[Aim of the exercise]:
Repeat every record exactly as written.

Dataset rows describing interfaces
============

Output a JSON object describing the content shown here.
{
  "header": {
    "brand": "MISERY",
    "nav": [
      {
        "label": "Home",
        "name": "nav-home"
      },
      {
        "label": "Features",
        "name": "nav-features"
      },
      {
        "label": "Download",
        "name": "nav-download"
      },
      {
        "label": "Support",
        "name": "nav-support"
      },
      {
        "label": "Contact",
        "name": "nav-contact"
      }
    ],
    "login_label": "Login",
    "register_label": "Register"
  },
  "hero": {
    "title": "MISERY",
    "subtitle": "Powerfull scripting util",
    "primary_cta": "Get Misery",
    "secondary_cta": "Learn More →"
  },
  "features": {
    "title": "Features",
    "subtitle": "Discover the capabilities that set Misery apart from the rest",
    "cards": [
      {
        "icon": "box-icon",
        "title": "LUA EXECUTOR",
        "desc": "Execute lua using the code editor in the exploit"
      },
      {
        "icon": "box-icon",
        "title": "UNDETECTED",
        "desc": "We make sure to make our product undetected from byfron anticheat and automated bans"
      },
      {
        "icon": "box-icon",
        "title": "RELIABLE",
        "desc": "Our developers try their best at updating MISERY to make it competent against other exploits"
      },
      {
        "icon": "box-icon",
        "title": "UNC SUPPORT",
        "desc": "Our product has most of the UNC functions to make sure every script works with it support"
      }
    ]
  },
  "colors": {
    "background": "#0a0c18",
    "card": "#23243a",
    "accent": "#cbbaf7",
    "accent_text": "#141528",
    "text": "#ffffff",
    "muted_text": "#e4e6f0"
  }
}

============

[Solution]:
Output a JSON object describing the content shown here.
{
  "header": {
    "brand": "MISERY",
    "nav": [
      {
        "label": "Home",
        "name": "nav-home"
      },
      {
        "label": "Features",
        "name": "nav-features"
      },
      {
        "label": "Download",
        "name": "nav-download"
      },
      {
        "label": "Support",
        "name": "nav-support"
      },
      {
        "label": "Contact",
        "name": "nav-contact"
      }
    ],
    "login_label": "Login",
    "register_label": "Register"
  },
  "hero": {
    "title": "MISERY",
    "subtitle": "Powerfull scripting util",
    "primary_cta": "Get Misery",
    "secondary_cta": "Learn More →"
  },
  "features": {
    "title": "Features",
    "subtitle": "Discover the capabilities that set Misery apart from the rest",
    "cards": [
      {
        "icon": "box-icon",
        "title": "LUA EXECUTOR",
        "desc": "Execute lua using the code editor in the exploit"
      },
      {
        "icon": "box-icon",
        "title": "UNDETECTED",
        "desc": "We make sure to make our product undetected from byfron anticheat and automated bans"
      },
      {
        "icon": "box-icon",
        "title": "RELIABLE",
        "desc": "Our developers try their best at updating MISERY to make it competent against other exploits"
      },
      {
        "icon": "box-icon",
        "title": "UNC SUPPORT",
        "desc": "Our product has most of the UNC functions to make sure every script works with it support"
      }
    ]
  },
  "colors": {
    "background": "#0a0c18",
    "card": "#23243a",
    "accent": "#cbbaf7",
    "accent_text": "#141528",
    "text": "#ffffff",
    "muted_text": "#e4e6f0"
  }
}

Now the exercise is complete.